The quest by some to improve their Google PageRank score seems to have reached the point of sheer madness. Even common decency may be abandoned in futile attempts by desperate (or simply less educated) online marketers and others who will seemingly stop at nothing to try and gain links in hopes of seeing more green in their Google toolbar.
What I'd like to share with you in this article is a personal tale about the actual personal harm such ill-advised linking campaigns can inflict.
Unless you're a marketer who happens to work in commercial radio in the UK, you wouldn't have heard the name Ed Harwood before. Ed was one of the UK's leading and award winning, commercial copywriters.
Ed was my closest and dearest friend for 25 years. That was up until he was tragically killed on his motorcycle last year.
If you've ever lost a relative or close friend so unsuspectingly, you'll know the feeling of shock and the shadow of grief you immediately fall under. Ed had a huge circle of friends and acquaintances, so prompted by another friend, I immediately created a memorial web page. A place where everyone who knew him could go and share their own thoughts and memories of this great character by posting them online.
Within a week the guest book (as it really was a simple CGI guest book script I used) had over 100 entries and the memories and eulogies grew each week.
Not long after his funeral, I received an email from Penny, Ed's wife. She was obviously very upset and explained that she'd been to Ed's memorial page to read the new entries and couldn't believe that "someone had placed adverts on it."
It wasn't too long before I found myself receiving notes every couple of days from people who had been to the memorial page and were horrified to find promotional messages for ring-tones and other affiliate type programs. And so I started my daily vigil of downloading the memorial page and cleaning off the junk.

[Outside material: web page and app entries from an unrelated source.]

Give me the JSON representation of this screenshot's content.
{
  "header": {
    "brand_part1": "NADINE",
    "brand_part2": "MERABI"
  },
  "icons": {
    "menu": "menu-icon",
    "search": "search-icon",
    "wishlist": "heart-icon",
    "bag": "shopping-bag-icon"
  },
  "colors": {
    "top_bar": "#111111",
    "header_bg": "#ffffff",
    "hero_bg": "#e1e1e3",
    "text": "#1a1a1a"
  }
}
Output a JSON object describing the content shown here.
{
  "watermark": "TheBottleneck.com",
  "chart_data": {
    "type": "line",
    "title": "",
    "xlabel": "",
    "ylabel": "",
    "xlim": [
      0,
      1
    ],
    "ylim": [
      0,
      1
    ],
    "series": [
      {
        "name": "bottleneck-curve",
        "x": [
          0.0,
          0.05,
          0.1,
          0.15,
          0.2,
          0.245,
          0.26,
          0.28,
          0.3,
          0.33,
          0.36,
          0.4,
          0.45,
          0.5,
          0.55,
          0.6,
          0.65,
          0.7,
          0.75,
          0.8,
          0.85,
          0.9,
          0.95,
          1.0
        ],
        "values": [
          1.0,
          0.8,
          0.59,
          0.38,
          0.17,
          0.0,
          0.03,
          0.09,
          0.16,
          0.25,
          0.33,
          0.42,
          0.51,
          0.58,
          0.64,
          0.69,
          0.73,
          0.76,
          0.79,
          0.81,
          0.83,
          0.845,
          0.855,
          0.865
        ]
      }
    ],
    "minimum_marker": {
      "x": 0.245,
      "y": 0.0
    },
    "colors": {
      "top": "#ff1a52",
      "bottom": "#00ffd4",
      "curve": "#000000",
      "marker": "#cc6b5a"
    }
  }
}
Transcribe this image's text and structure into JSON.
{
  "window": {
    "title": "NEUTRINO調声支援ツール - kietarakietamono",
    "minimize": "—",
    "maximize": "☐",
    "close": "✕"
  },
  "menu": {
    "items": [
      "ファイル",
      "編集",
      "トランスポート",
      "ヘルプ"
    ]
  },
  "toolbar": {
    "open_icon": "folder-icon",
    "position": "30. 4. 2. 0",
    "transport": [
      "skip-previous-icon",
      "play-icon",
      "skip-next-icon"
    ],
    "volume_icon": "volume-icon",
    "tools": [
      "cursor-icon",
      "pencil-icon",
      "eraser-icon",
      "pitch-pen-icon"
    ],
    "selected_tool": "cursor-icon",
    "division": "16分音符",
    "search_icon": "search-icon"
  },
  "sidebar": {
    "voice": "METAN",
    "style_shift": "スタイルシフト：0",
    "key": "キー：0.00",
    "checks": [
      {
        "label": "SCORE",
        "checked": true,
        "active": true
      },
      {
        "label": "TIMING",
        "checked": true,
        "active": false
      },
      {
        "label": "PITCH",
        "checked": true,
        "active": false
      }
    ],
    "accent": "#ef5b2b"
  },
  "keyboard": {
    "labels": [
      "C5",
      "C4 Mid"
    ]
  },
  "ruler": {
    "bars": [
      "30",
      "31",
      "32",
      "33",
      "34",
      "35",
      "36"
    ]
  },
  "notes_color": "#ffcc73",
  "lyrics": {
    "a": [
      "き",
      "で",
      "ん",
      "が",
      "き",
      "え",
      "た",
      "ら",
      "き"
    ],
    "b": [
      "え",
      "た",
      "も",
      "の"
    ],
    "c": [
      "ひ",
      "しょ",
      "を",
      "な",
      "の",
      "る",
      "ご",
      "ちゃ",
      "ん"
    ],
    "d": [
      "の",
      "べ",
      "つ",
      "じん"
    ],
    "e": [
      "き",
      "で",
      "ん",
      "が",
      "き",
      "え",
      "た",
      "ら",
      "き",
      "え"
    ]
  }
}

It has now reached a point where, I have taken down the form and requested that people wishing to make an entry should email it to me and I'll upload it. Of course, this takes away the whole point of being able to express your feelings spontaneously, or even anonymously.
I've also tried to explain to friends and family that, the entries for ring-tones and other nonsense are actually created by bots (AKA spam-bots). That they are software scripts developed to automate the process of signing guest books and leaving links back to their operators' own web pages.
Such activities have little impact on Google. The links often lack the context that's an important factor to help pages rank well for particular words. In addition, Google is known to have taken action to downgrade, or disregard links that it finds in guest books, because they are less trustworthy these days, than in the past, as a guide to relevancy.
Programming a spam bot to relentlessly seek out guest books and comment areas to dump links back to your own pages is a "brute force" method that will produce little search engine gains, in my view.
But even if you don't believe me and my writings about effective link building (PDF), are you really prepared to commit yourself to the virtual desecration of someone's memorial site and bring pain to their loved ones to sell a ring tone? If so, then why not head out to your nearest cemetery with a can of spray paint and plaster your URL's on the tombstones. Your actions in the virtual world of the web are the same.
Yes, I know this a is a very personal message. But that's how these spam bots and the people who operate them have affected me: Personally.
I don't know if my words will have any effect on the spam bot problem in general. But if it pricks the conscience of just one person who's just about to launch his own program then it may be one less bit of junk which a grieving friend or partner will have to scrape off their loved ones memorial page.
Mike Grehan is a search marketing consultant, speaker and author of Search Engine Marketing: The essential best practice guide.
NOTE: Article links often change. In case of a bad link, use the publication's search facility, which most have, and search for the headline.
| Metadata: Our Savior... |
Internet.com Mar 4 2004 1:38AM GMT
| Industry Players Predict Search's Future... |
ClickZ Today Mar 4 2004 1:21AM GMT
| Google Offers News Alerts In Several Languages... |
Research Buzz Mar 3 2004 11:55PM GMT
| Web search company Mamma.com shares continue rise... |
Reuters Mar 3 2004 7:49PM GMT
| Will Google IPO Bring Back the Dot-com Bubble?... |
ABCNEWS.com Mar 3 2004 12:30PM GMT
| ICANN't take it anymore... |
CNET Mar 3 2004 12:26PM GMT
| File-swap 'killer' grabs attention... |
CNET Mar 3 2004 12:07PM GMT
| Google founder dreams of Google implant in your brain... |
The Register Mar 3 2004 9:14AM GMT
| ComScore to Measure Local Search... |
dmnews.com Mar 3 2004 6:24AM GMT
| AskJeeves denounces paid inclusion... |
CNET Mar 3 2004 4:45AM GMT
| Sullivan: No One Will Win Search War... |
Internet.com Mar 3 2004 0:48AM GMT
| Commentary: Google's soft spot... |
CNET Mar 2 2004 3:22PM GMT
| Yahoo to search the invisible Web... |
ZDNet Mar 2 2004 2:35PM GMT
June 12-14, 2013: Join industry experts at SES Toronto for a crash course in the latest strategies in Online Marketing and Advertising.
Save $300 when you register by Thursday, May 23.